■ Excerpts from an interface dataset
......
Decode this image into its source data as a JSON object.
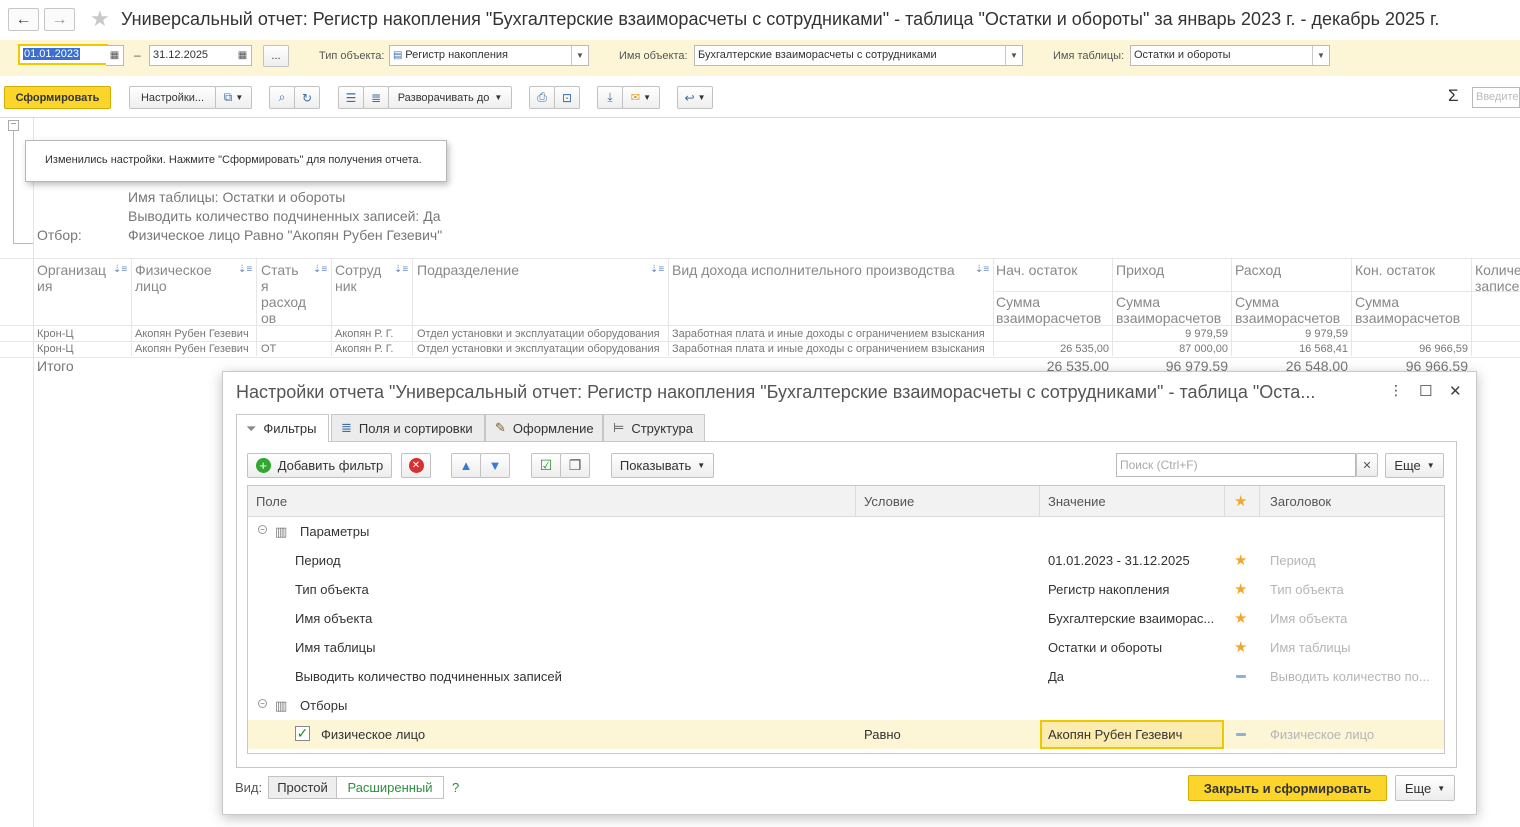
{
  "window": {
    "title": "Универсальный отчет: Регистр накопления \"Бухгалтерские взаиморасчеты с сотрудниками\" - таблица \"Остатки и обороты\" за январь 2023 г. - декабрь 2025 г.",
    "back_icon": "←",
    "forward_icon": "→",
    "star_icon": "★"
  },
  "params": {
    "date_from": "01.01.2023",
    "dash": "–",
    "date_to": "31.12.2025",
    "more_btn": "...",
    "object_type_label": "Тип объекта:",
    "object_type_value": "Регистр накопления",
    "object_name_label": "Имя объекта:",
    "object_name_value": "Бухгалтерские взаиморасчеты с сотрудниками",
    "table_name_label": "Имя таблицы:",
    "table_name_value": "Остатки и обороты"
  },
  "toolbar": {
    "generate": "Сформировать",
    "settings": "Настройки...",
    "expand_to": "Разворачивать до",
    "sigma": "Σ",
    "input_placeholder": "Введите"
  },
  "report": {
    "info_lines": [
      {
        "label": "",
        "value": "Имя таблицы: Остатки и обороты"
      },
      {
        "label": "",
        "value": "Выводить количество подчиненных записей: Да"
      },
      {
        "label": "Отбор:",
        "value": "Физическое лицо Равно \"Акопян Рубен Гезевич\""
      }
    ],
    "headers": {
      "org": "Организац ия",
      "person": "Физическое лицо",
      "article": "Стать я расход ов",
      "employee": "Сотруд ник",
      "department": "Подразделение",
      "income_type": "Вид дохода исполнительного производства",
      "start_balance": "Нач. остаток",
      "income": "Приход",
      "expense": "Расход",
      "end_balance": "Кон. остаток",
      "count": "Количе записе",
      "sum_label": "Сумма взаиморасчетов",
      "sort_icon": "⇣≡"
    },
    "rows": [
      {
        "org": "Крон-Ц",
        "person": "Акопян Рубен Гезевич",
        "article": "",
        "employee": "Акопян Р. Г.",
        "department": "Отдел установки и эксплуатации оборудования",
        "income_type": "Заработная плата и иные доходы с ограничением взыскания",
        "start": "",
        "income": "9 979,59",
        "expense": "9 979,59",
        "end": ""
      },
      {
        "org": "Крон-Ц",
        "person": "Акопян Рубен Гезевич",
        "article": "ОТ",
        "employee": "Акопян Р. Г.",
        "department": "Отдел установки и эксплуатации оборудования",
        "income_type": "Заработная плата и иные доходы с ограничением взыскания",
        "start": "26 535,00",
        "income": "87 000,00",
        "expense": "16 568,41",
        "end": "96 966,59"
      }
    ],
    "total": {
      "label": "Итого",
      "start": "26 535,00",
      "income": "96 979,59",
      "expense": "26 548,00",
      "end": "96 966,59"
    },
    "tooltip": "Изменились настройки. Нажмите \"Сформировать\" для получения отчета."
  },
  "dialog": {
    "title": "Настройки отчета \"Универсальный отчет: Регистр накопления \"Бухгалтерские взаиморасчеты с сотрудниками\" - таблица \"Оста...",
    "tabs": [
      "Фильтры",
      "Поля и сортировки",
      "Оформление",
      "Структура"
    ],
    "add_filter": "Добавить фильтр",
    "show": "Показывать",
    "search_placeholder": "Поиск (Ctrl+F)",
    "more": "Еще",
    "columns": {
      "field": "Поле",
      "condition": "Условие",
      "value": "Значение",
      "title": "Заголовок"
    },
    "groups": {
      "params": "Параметры",
      "filters": "Отборы"
    },
    "param_rows": [
      {
        "field": "Период",
        "value": "01.01.2023 - 31.12.2025",
        "title": "Период",
        "mark": "star"
      },
      {
        "field": "Тип объекта",
        "value": "Регистр накопления",
        "title": "Тип объекта",
        "mark": "star"
      },
      {
        "field": "Имя объекта",
        "value": "Бухгалтерские взаиморас...",
        "title": "Имя объекта",
        "mark": "star"
      },
      {
        "field": "Имя таблицы",
        "value": "Остатки и обороты",
        "title": "Имя таблицы",
        "mark": "star"
      },
      {
        "field": "Выводить количество подчиненных записей",
        "value": "Да",
        "title": "Выводить количество по...",
        "mark": "dash"
      }
    ],
    "filter_row": {
      "field": "Физическое лицо",
      "condition": "Равно",
      "value": "Акопян Рубен Гезевич",
      "title": "Физическое лицо",
      "checked": true
    },
    "view_label": "Вид:",
    "view_simple": "Простой",
    "view_advanced": "Расширенный",
    "help": "?",
    "close_generate": "Закрыть и сформировать",
    "more_bottom": "Еще"
  },
  "colors": {
    "accent": "#fbd52c",
    "highlight_row": "#fcf6d7"
  }
}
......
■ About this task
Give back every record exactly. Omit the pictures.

■ Output of the task
Decode this image into its source data as a JSON object.
{
  "window": {
    "title": "Универсальный отчет: Регистр накопления \"Бухгалтерские взаиморасчеты с сотрудниками\" - таблица \"Остатки и обороты\" за январь 2023 г. - декабрь 2025 г.",
    "back_icon": "←",
    "forward_icon": "→",
    "star_icon": "★"
  },
  "params": {
    "date_from": "01.01.2023",
    "dash": "–",
    "date_to": "31.12.2025",
    "more_btn": "...",
    "object_type_label": "Тип объекта:",
    "object_type_value": "Регистр накопления",
    "object_name_label": "Имя объекта:",
    "object_name_value": "Бухгалтерские взаиморасчеты с сотрудниками",
    "table_name_label": "Имя таблицы:",
    "table_name_value": "Остатки и обороты"
  },
  "toolbar": {
    "generate": "Сформировать",
    "settings": "Настройки...",
    "expand_to": "Разворачивать до",
    "sigma": "Σ",
    "input_placeholder": "Введите"
  },
  "report": {
    "info_lines": [
      {
        "label": "",
        "value": "Имя таблицы: Остатки и обороты"
      },
      {
        "label": "",
        "value": "Выводить количество подчиненных записей: Да"
      },
      {
        "label": "Отбор:",
        "value": "Физическое лицо Равно \"Акопян Рубен Гезевич\""
      }
    ],
    "headers": {
      "org": "Организац ия",
      "person": "Физическое лицо",
      "article": "Стать я расход ов",
      "employee": "Сотруд ник",
      "department": "Подразделение",
      "income_type": "Вид дохода исполнительного производства",
      "start_balance": "Нач. остаток",
      "income": "Приход",
      "expense": "Расход",
      "end_balance": "Кон. остаток",
      "count": "Количе записе",
      "sum_label": "Сумма взаиморасчетов",
      "sort_icon": "⇣≡"
    },
    "rows": [
      {
        "org": "Крон-Ц",
        "person": "Акопян Рубен Гезевич",
        "article": "",
        "employee": "Акопян Р. Г.",
        "department": "Отдел установки и эксплуатации оборудования",
        "income_type": "Заработная плата и иные доходы с ограничением взыскания",
        "start": "",
        "income": "9 979,59",
        "expense": "9 979,59",
        "end": ""
      },
      {
        "org": "Крон-Ц",
        "person": "Акопян Рубен Гезевич",
        "article": "ОТ",
        "employee": "Акопян Р. Г.",
        "department": "Отдел установки и эксплуатации оборудования",
        "income_type": "Заработная плата и иные доходы с ограничением взыскания",
        "start": "26 535,00",
        "income": "87 000,00",
        "expense": "16 568,41",
        "end": "96 966,59"
      }
    ],
    "total": {
      "label": "Итого",
      "start": "26 535,00",
      "income": "96 979,59",
      "expense": "26 548,00",
      "end": "96 966,59"
    },
    "tooltip": "Изменились настройки. Нажмите \"Сформировать\" для получения отчета."
  },
  "dialog": {
    "title": "Настройки отчета \"Универсальный отчет: Регистр накопления \"Бухгалтерские взаиморасчеты с сотрудниками\" - таблица \"Оста...",
    "tabs": [
      "Фильтры",
      "Поля и сортировки",
      "Оформление",
      "Структура"
    ],
    "add_filter": "Добавить фильтр",
    "show": "Показывать",
    "search_placeholder": "Поиск (Ctrl+F)",
    "more": "Еще",
    "columns": {
      "field": "Поле",
      "condition": "Условие",
      "value": "Значение",
      "title": "Заголовок"
    },
    "groups": {
      "params": "Параметры",
      "filters": "Отборы"
    },
    "param_rows": [
      {
        "field": "Период",
        "value": "01.01.2023 - 31.12.2025",
        "title": "Период",
        "mark": "star"
      },
      {
        "field": "Тип объекта",
        "value": "Регистр накопления",
        "title": "Тип объекта",
        "mark": "star"
      },
      {
        "field": "Имя объекта",
        "value": "Бухгалтерские взаиморас...",
        "title": "Имя объекта",
        "mark": "star"
      },
      {
        "field": "Имя таблицы",
        "value": "Остатки и обороты",
        "title": "Имя таблицы",
        "mark": "star"
      },
      {
        "field": "Выводить количество подчиненных записей",
        "value": "Да",
        "title": "Выводить количество по...",
        "mark": "dash"
      }
    ],
    "filter_row": {
      "field": "Физическое лицо",
      "condition": "Равно",
      "value": "Акопян Рубен Гезевич",
      "title": "Физическое лицо",
      "checked": true
    },
    "view_label": "Вид:",
    "view_simple": "Простой",
    "view_advanced": "Расширенный",
    "help": "?",
    "close_generate": "Закрыть и сформировать",
    "more_bottom": "Еще"
  },
  "colors": {
    "accent": "#fbd52c",
    "highlight_row": "#fcf6d7"
  }
}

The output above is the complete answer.